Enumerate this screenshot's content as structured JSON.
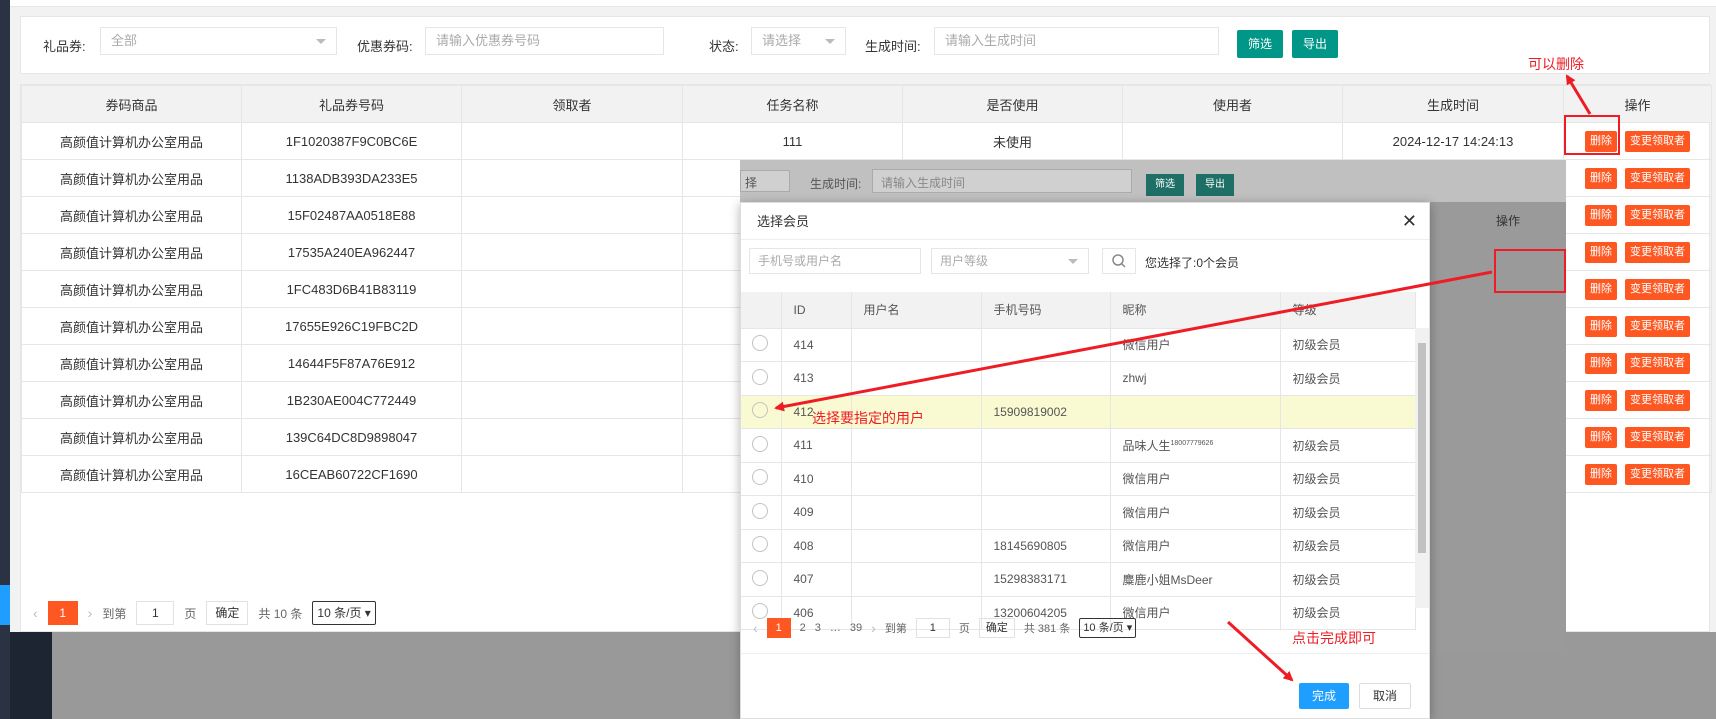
{
  "filter": {
    "gift_label": "礼品券:",
    "gift_value": "全部",
    "coupon_label": "优惠券码:",
    "coupon_placeholder": "请输入优惠券号码",
    "status_label": "状态:",
    "status_placeholder": "请选择",
    "time_label": "生成时间:",
    "time_placeholder": "请输入生成时间",
    "filter_btn": "筛选",
    "export_btn": "导出"
  },
  "table": {
    "headers": [
      "券码商品",
      "礼品券号码",
      "领取者",
      "任务名称",
      "是否使用",
      "使用者",
      "生成时间",
      "操作"
    ],
    "rows": [
      {
        "product": "高颜值计算机办公室用品",
        "code": "1F1020387F9C0BC6E",
        "receiver": "",
        "task": "111",
        "used": "未使用",
        "user": "",
        "time": "2024-12-17 14:24:13"
      },
      {
        "product": "高颜值计算机办公室用品",
        "code": "1138ADB393DA233E5",
        "receiver": "",
        "task": "",
        "used": "",
        "user": "",
        "time": ""
      },
      {
        "product": "高颜值计算机办公室用品",
        "code": "15F02487AA0518E88",
        "receiver": "",
        "task": "",
        "used": "",
        "user": "",
        "time": ""
      },
      {
        "product": "高颜值计算机办公室用品",
        "code": "17535A240EA962447",
        "receiver": "",
        "task": "",
        "used": "",
        "user": "",
        "time": ""
      },
      {
        "product": "高颜值计算机办公室用品",
        "code": "1FC483D6B41B83119",
        "receiver": "",
        "task": "",
        "used": "",
        "user": "",
        "time": ""
      },
      {
        "product": "高颜值计算机办公室用品",
        "code": "17655E926C19FBC2D",
        "receiver": "",
        "task": "",
        "used": "",
        "user": "",
        "time": ""
      },
      {
        "product": "高颜值计算机办公室用品",
        "code": "14644F5F87A76E912",
        "receiver": "",
        "task": "",
        "used": "",
        "user": "",
        "time": ""
      },
      {
        "product": "高颜值计算机办公室用品",
        "code": "1B230AE004C772449",
        "receiver": "",
        "task": "",
        "used": "",
        "user": "",
        "time": ""
      },
      {
        "product": "高颜值计算机办公室用品",
        "code": "139C64DC8D9898047",
        "receiver": "",
        "task": "",
        "used": "",
        "user": "",
        "time": ""
      },
      {
        "product": "高颜值计算机办公室用品",
        "code": "16CEAB60722CF1690",
        "receiver": "",
        "task": "",
        "used": "",
        "user": "",
        "time": ""
      }
    ],
    "delete_btn": "删除",
    "change_btn": "变更领取者"
  },
  "pager": {
    "current": "1",
    "goto_label": "到第",
    "goto_value": "1",
    "page_unit": "页",
    "confirm": "确定",
    "total": "共 10 条",
    "per_page": "10 条/页"
  },
  "overlay": {
    "select_fragment": "择",
    "time_label": "生成时间:",
    "time_placeholder": "请输入生成时间",
    "filter_btn": "筛选",
    "export_btn": "导出",
    "op_header": "操作",
    "delete_btn": "删除",
    "change_btn": "变更领取者"
  },
  "modal": {
    "title": "选择会员",
    "search_placeholder": "手机号或用户名",
    "level_placeholder": "用户等级",
    "selected_text": "您选择了:0个会员",
    "headers": [
      "",
      "ID",
      "用户名",
      "手机号码",
      "昵称",
      "等级"
    ],
    "rows": [
      {
        "id": "414",
        "username": "",
        "phone": "",
        "nickname": "微信用户",
        "level": "初级会员"
      },
      {
        "id": "413",
        "username": "",
        "phone": "",
        "nickname": "zhwj",
        "level": "初级会员"
      },
      {
        "id": "412",
        "username": "",
        "phone": "15909819002",
        "nickname": "",
        "level": ""
      },
      {
        "id": "411",
        "username": "",
        "phone": "",
        "nickname": "品味人生",
        "nickname_sup": "18007779626",
        "level": "初级会员"
      },
      {
        "id": "410",
        "username": "",
        "phone": "",
        "nickname": "微信用户",
        "level": "初级会员"
      },
      {
        "id": "409",
        "username": "",
        "phone": "",
        "nickname": "微信用户",
        "level": "初级会员"
      },
      {
        "id": "408",
        "username": "",
        "phone": "18145690805",
        "nickname": "微信用户",
        "level": "初级会员"
      },
      {
        "id": "407",
        "username": "",
        "phone": "15298383171",
        "nickname": "麋鹿小姐MsDeer",
        "level": "初级会员"
      },
      {
        "id": "406",
        "username": "",
        "phone": "13200604205",
        "nickname": "微信用户",
        "level": "初级会员"
      }
    ],
    "pager": {
      "p1": "1",
      "p2": "2",
      "p3": "3",
      "ellipsis": "…",
      "last": "39",
      "goto_label": "到第",
      "goto_value": "1",
      "page_unit": "页",
      "confirm": "确定",
      "total": "共 381 条",
      "per_page": "10 条/页"
    },
    "done_btn": "完成",
    "cancel_btn": "取消"
  },
  "annotations": {
    "can_delete": "可以删除",
    "select_user": "选择要指定的用户",
    "click_done": "点击完成即可",
    "color": "#ee1c25"
  }
}
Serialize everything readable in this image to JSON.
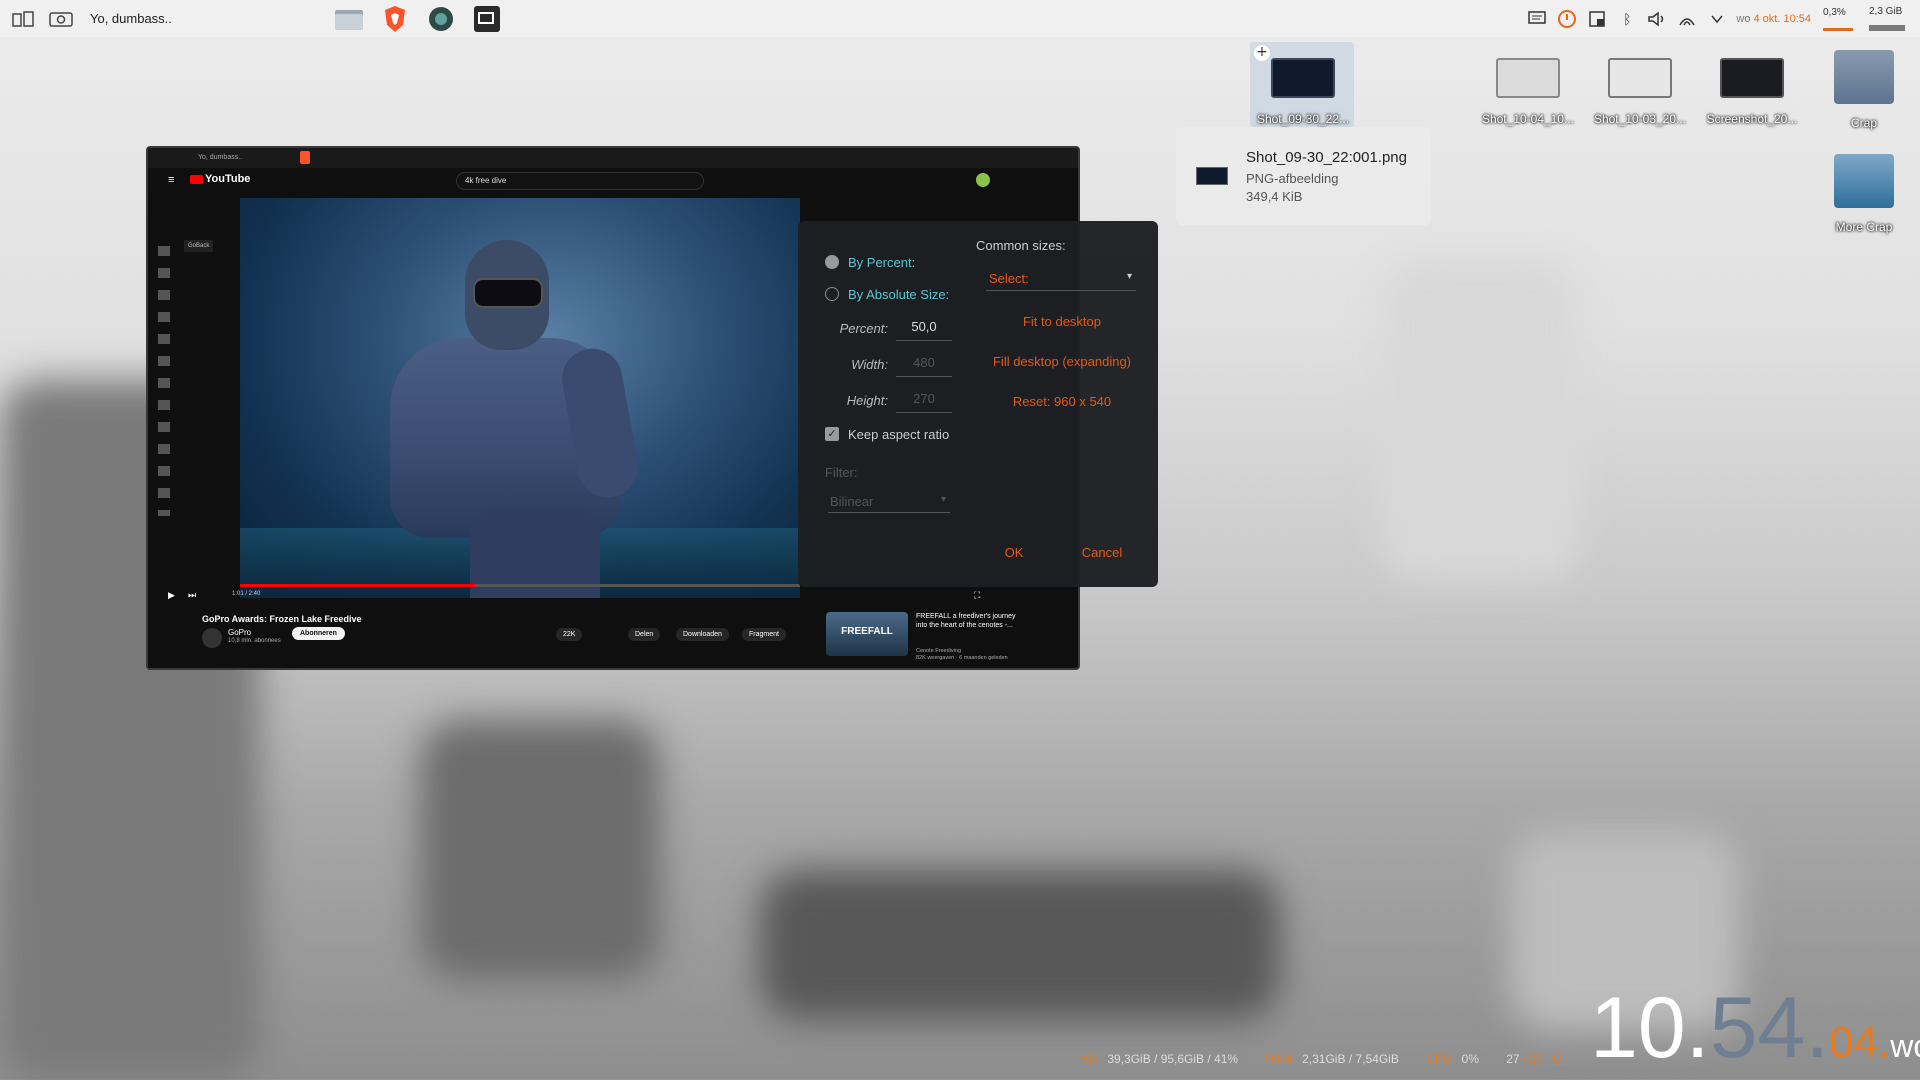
{
  "panel": {
    "window_title": "Yo, dumbass..",
    "clock_date": "wo",
    "clock_date_hl": "4 okt.",
    "clock_time": "10:54",
    "cpu_meter": "0,3%",
    "ram_meter": "2,3 GiB"
  },
  "desktop_icons": [
    {
      "label": "Shot_09-30_22..."
    },
    {
      "label": "Shot_10-04_10..."
    },
    {
      "label": "Shot_10-03_20..."
    },
    {
      "label": "Screenshot_20..."
    },
    {
      "label": "Crap"
    },
    {
      "label": "More Crap"
    }
  ],
  "tooltip": {
    "name": "Shot_09-30_22:001.png",
    "type": "PNG-afbeelding",
    "size": "349,4 KiB"
  },
  "preview": {
    "mini_title": "Yo, dumbass..",
    "yt_logo": "YouTube",
    "search": "4k free dive",
    "video_time": "1:01 / 2:40",
    "video_title": "GoPro Awards: Frozen Lake Freedive",
    "channel": "GoPro",
    "subs": "10,8 mln. abonnees",
    "subscribe": "Abonneren",
    "likes": "22K",
    "share": "Delen",
    "download": "Downloaden",
    "clip": "Fragment",
    "rec_thumb": "FREEFALL",
    "rec_title": "FREEFALL a freediver's journey into the heart of the cenotes -...",
    "rec_channel": "Cenote Freediving",
    "rec_meta": "82K weergaven · 6 maanden geleden",
    "sidebar_tip": "GoBack"
  },
  "dialog": {
    "by_percent": "By Percent:",
    "by_absolute": "By Absolute Size:",
    "percent_label": "Percent:",
    "percent_value": "50,0",
    "width_label": "Width:",
    "width_value": "480",
    "height_label": "Height:",
    "height_value": "270",
    "keep_aspect": "Keep aspect ratio",
    "filter_label": "Filter:",
    "filter_value": "Bilinear",
    "common_sizes": "Common sizes:",
    "select": "Select:",
    "fit": "Fit to desktop",
    "fill": "Fill desktop (expanding)",
    "reset": "Reset: 960 x 540",
    "ok": "OK",
    "cancel": "Cancel"
  },
  "bigclock": {
    "hour": "10.",
    "minute": "54.",
    "second": "04.",
    "day": "wo"
  },
  "sysbar": {
    "hd_label": "HD",
    "hd_value": "39,3GiB / 95,6GiB / 41%",
    "ram_label": "RAM",
    "ram_value": "2,31GiB / 7,54GiB",
    "cpu_label": "CPU",
    "cpu_value": "0%",
    "temp_value": "27",
    "temp_rest": "/ 27",
    "temp_unit": "°C"
  },
  "colors": {
    "accent": "#e25a1c",
    "cyan": "#57c7d4"
  }
}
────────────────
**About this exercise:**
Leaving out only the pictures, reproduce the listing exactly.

**The completed task:**
Enumerate this screenshot's content as structured JSON.
{
  "filter": {
    "gift_label": "礼品券:",
    "gift_value": "全部",
    "coupon_label": "优惠券码:",
    "coupon_placeholder": "请输入优惠券号码",
    "status_label": "状态:",
    "status_placeholder": "请选择",
    "time_label": "生成时间:",
    "time_placeholder": "请输入生成时间",
    "filter_btn": "筛选",
    "export_btn": "导出"
  },
  "table": {
    "headers": [
      "券码商品",
      "礼品券号码",
      "领取者",
      "任务名称",
      "是否使用",
      "使用者",
      "生成时间",
      "操作"
    ],
    "rows": [
      {
        "product": "高颜值计算机办公室用品",
        "code": "1F1020387F9C0BC6E",
        "receiver": "",
        "task": "111",
        "used": "未使用",
        "user": "",
        "time": "2024-12-17 14:24:13"
      },
      {
        "product": "高颜值计算机办公室用品",
        "code": "1138ADB393DA233E5",
        "receiver": "",
        "task": "",
        "used": "",
        "user": "",
        "time": ""
      },
      {
        "product": "高颜值计算机办公室用品",
        "code": "15F02487AA0518E88",
        "receiver": "",
        "task": "",
        "used": "",
        "user": "",
        "time": ""
      },
      {
        "product": "高颜值计算机办公室用品",
        "code": "17535A240EA962447",
        "receiver": "",
        "task": "",
        "used": "",
        "user": "",
        "time": ""
      },
      {
        "product": "高颜值计算机办公室用品",
        "code": "1FC483D6B41B83119",
        "receiver": "",
        "task": "",
        "used": "",
        "user": "",
        "time": ""
      },
      {
        "product": "高颜值计算机办公室用品",
        "code": "17655E926C19FBC2D",
        "receiver": "",
        "task": "",
        "used": "",
        "user": "",
        "time": ""
      },
      {
        "product": "高颜值计算机办公室用品",
        "code": "14644F5F87A76E912",
        "receiver": "",
        "task": "",
        "used": "",
        "user": "",
        "time": ""
      },
      {
        "product": "高颜值计算机办公室用品",
        "code": "1B230AE004C772449",
        "receiver": "",
        "task": "",
        "used": "",
        "user": "",
        "time": ""
      },
      {
        "product": "高颜值计算机办公室用品",
        "code": "139C64DC8D9898047",
        "receiver": "",
        "task": "",
        "used": "",
        "user": "",
        "time": ""
      },
      {
        "product": "高颜值计算机办公室用品",
        "code": "16CEAB60722CF1690",
        "receiver": "",
        "task": "",
        "used": "",
        "user": "",
        "time": ""
      }
    ],
    "delete_btn": "删除",
    "change_btn": "变更领取者"
  },
  "pager": {
    "current": "1",
    "goto_label": "到第",
    "goto_value": "1",
    "page_unit": "页",
    "confirm": "确定",
    "total": "共 10 条",
    "per_page": "10 条/页"
  },
  "overlay": {
    "select_fragment": "择",
    "time_label": "生成时间:",
    "time_placeholder": "请输入生成时间",
    "filter_btn": "筛选",
    "export_btn": "导出",
    "op_header": "操作",
    "delete_btn": "删除",
    "change_btn": "变更领取者"
  },
  "modal": {
    "title": "选择会员",
    "search_placeholder": "手机号或用户名",
    "level_placeholder": "用户等级",
    "selected_text": "您选择了:0个会员",
    "headers": [
      "",
      "ID",
      "用户名",
      "手机号码",
      "昵称",
      "等级"
    ],
    "rows": [
      {
        "id": "414",
        "username": "",
        "phone": "",
        "nickname": "微信用户",
        "level": "初级会员"
      },
      {
        "id": "413",
        "username": "",
        "phone": "",
        "nickname": "zhwj",
        "level": "初级会员"
      },
      {
        "id": "412",
        "username": "",
        "phone": "15909819002",
        "nickname": "",
        "level": ""
      },
      {
        "id": "411",
        "username": "",
        "phone": "",
        "nickname": "品味人生",
        "nickname_sup": "18007779626",
        "level": "初级会员"
      },
      {
        "id": "410",
        "username": "",
        "phone": "",
        "nickname": "微信用户",
        "level": "初级会员"
      },
      {
        "id": "409",
        "username": "",
        "phone": "",
        "nickname": "微信用户",
        "level": "初级会员"
      },
      {
        "id": "408",
        "username": "",
        "phone": "18145690805",
        "nickname": "微信用户",
        "level": "初级会员"
      },
      {
        "id": "407",
        "username": "",
        "phone": "15298383171",
        "nickname": "麋鹿小姐MsDeer",
        "level": "初级会员"
      },
      {
        "id": "406",
        "username": "",
        "phone": "13200604205",
        "nickname": "微信用户",
        "level": "初级会员"
      }
    ],
    "pager": {
      "p1": "1",
      "p2": "2",
      "p3": "3",
      "ellipsis": "…",
      "last": "39",
      "goto_label": "到第",
      "goto_value": "1",
      "page_unit": "页",
      "confirm": "确定",
      "total": "共 381 条",
      "per_page": "10 条/页"
    },
    "done_btn": "完成",
    "cancel_btn": "取消"
  },
  "annotations": {
    "can_delete": "可以删除",
    "select_user": "选择要指定的用户",
    "click_done": "点击完成即可",
    "color": "#ee1c25"
  }
}
Serialize everything readable in this image to JSON.
{
  "panel": {
    "window_title": "Yo, dumbass..",
    "clock_date": "wo",
    "clock_date_hl": "4 okt.",
    "clock_time": "10:54",
    "cpu_meter": "0,3%",
    "ram_meter": "2,3 GiB"
  },
  "desktop_icons": [
    {
      "label": "Shot_09-30_22..."
    },
    {
      "label": "Shot_10-04_10..."
    },
    {
      "label": "Shot_10-03_20..."
    },
    {
      "label": "Screenshot_20..."
    },
    {
      "label": "Crap"
    },
    {
      "label": "More Crap"
    }
  ],
  "tooltip": {
    "name": "Shot_09-30_22:001.png",
    "type": "PNG-afbeelding",
    "size": "349,4 KiB"
  },
  "preview": {
    "mini_title": "Yo, dumbass..",
    "yt_logo": "YouTube",
    "search": "4k free dive",
    "video_time": "1:01 / 2:40",
    "video_title": "GoPro Awards: Frozen Lake Freedive",
    "channel": "GoPro",
    "subs": "10,8 mln. abonnees",
    "subscribe": "Abonneren",
    "likes": "22K",
    "share": "Delen",
    "download": "Downloaden",
    "clip": "Fragment",
    "rec_thumb": "FREEFALL",
    "rec_title": "FREEFALL a freediver's journey into the heart of the cenotes -...",
    "rec_channel": "Cenote Freediving",
    "rec_meta": "82K weergaven · 6 maanden geleden",
    "sidebar_tip": "GoBack"
  },
  "dialog": {
    "by_percent": "By Percent:",
    "by_absolute": "By Absolute Size:",
    "percent_label": "Percent:",
    "percent_value": "50,0",
    "width_label": "Width:",
    "width_value": "480",
    "height_label": "Height:",
    "height_value": "270",
    "keep_aspect": "Keep aspect ratio",
    "filter_label": "Filter:",
    "filter_value": "Bilinear",
    "common_sizes": "Common sizes:",
    "select": "Select:",
    "fit": "Fit to desktop",
    "fill": "Fill desktop (expanding)",
    "reset": "Reset: 960 x 540",
    "ok": "OK",
    "cancel": "Cancel"
  },
  "bigclock": {
    "hour": "10.",
    "minute": "54.",
    "second": "04.",
    "day": "wo"
  },
  "sysbar": {
    "hd_label": "HD",
    "hd_value": "39,3GiB / 95,6GiB / 41%",
    "ram_label": "RAM",
    "ram_value": "2,31GiB / 7,54GiB",
    "cpu_label": "CPU",
    "cpu_value": "0%",
    "temp_value": "27",
    "temp_rest": "/ 27",
    "temp_unit": "°C"
  },
  "colors": {
    "accent": "#e25a1c",
    "cyan": "#57c7d4"
  }
}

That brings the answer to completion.